*** TASK MATERIAL ***

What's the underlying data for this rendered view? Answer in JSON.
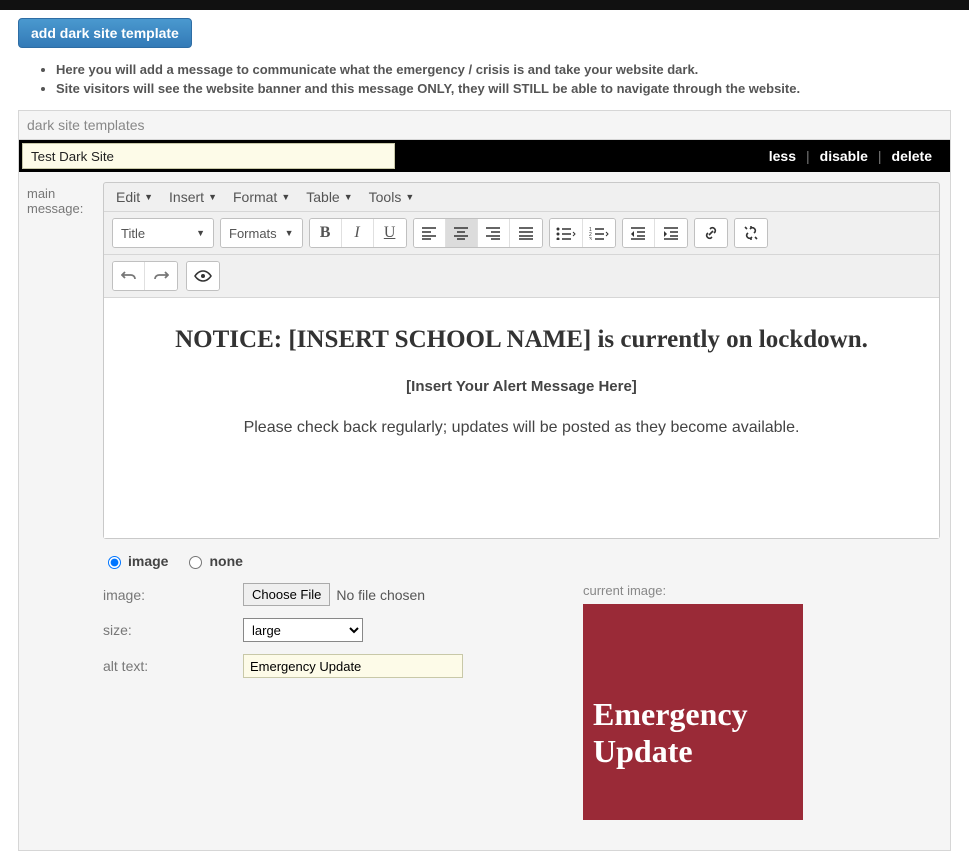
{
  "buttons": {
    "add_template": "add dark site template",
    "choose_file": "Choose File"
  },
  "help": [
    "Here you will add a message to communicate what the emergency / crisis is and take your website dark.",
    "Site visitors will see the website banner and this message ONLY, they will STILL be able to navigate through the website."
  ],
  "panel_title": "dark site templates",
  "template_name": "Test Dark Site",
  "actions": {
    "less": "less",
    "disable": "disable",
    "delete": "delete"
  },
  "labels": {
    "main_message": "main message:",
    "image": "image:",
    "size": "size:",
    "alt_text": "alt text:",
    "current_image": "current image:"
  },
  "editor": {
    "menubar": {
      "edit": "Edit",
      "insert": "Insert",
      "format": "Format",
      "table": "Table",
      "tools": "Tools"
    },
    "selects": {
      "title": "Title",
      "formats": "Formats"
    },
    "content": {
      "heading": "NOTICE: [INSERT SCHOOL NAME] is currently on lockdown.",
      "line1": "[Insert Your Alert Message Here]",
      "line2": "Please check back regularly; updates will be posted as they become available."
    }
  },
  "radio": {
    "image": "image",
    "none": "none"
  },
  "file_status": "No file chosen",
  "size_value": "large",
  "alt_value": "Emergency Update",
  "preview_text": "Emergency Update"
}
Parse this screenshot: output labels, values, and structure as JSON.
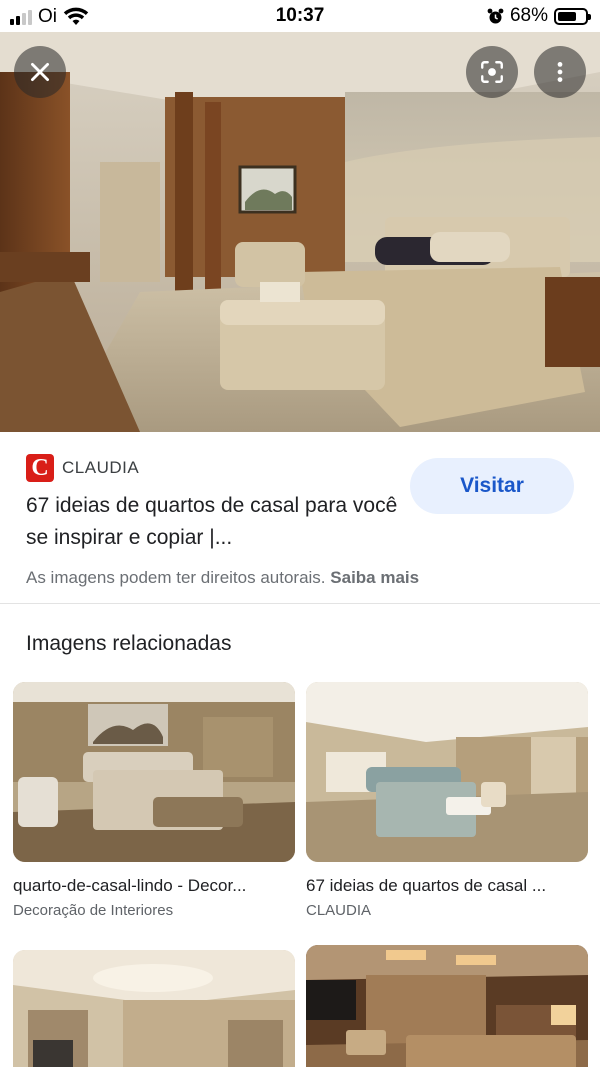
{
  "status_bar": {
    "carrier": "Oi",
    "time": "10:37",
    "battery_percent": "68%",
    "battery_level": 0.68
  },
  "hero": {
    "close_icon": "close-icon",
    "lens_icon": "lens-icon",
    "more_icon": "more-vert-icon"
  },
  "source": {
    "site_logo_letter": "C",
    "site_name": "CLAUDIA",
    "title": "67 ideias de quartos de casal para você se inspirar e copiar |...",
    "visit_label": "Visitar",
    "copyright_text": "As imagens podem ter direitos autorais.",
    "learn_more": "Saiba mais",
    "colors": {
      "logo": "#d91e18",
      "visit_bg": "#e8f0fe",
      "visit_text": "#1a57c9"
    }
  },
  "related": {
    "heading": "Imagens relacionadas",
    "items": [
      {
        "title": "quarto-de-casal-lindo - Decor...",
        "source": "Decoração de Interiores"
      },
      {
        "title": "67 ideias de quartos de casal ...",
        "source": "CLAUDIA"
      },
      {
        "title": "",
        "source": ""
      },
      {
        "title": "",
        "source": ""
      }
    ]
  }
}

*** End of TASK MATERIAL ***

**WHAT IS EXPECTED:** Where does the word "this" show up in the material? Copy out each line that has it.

**ANSWER SPACE:**
What's the underlying data for this rendered view? Answer in JSON.
    "Site visitors will see the website banner and this message ONLY, they will STILL be able to navigate through the website."
Parse this screenshot: output labels, values, and structure as JSON.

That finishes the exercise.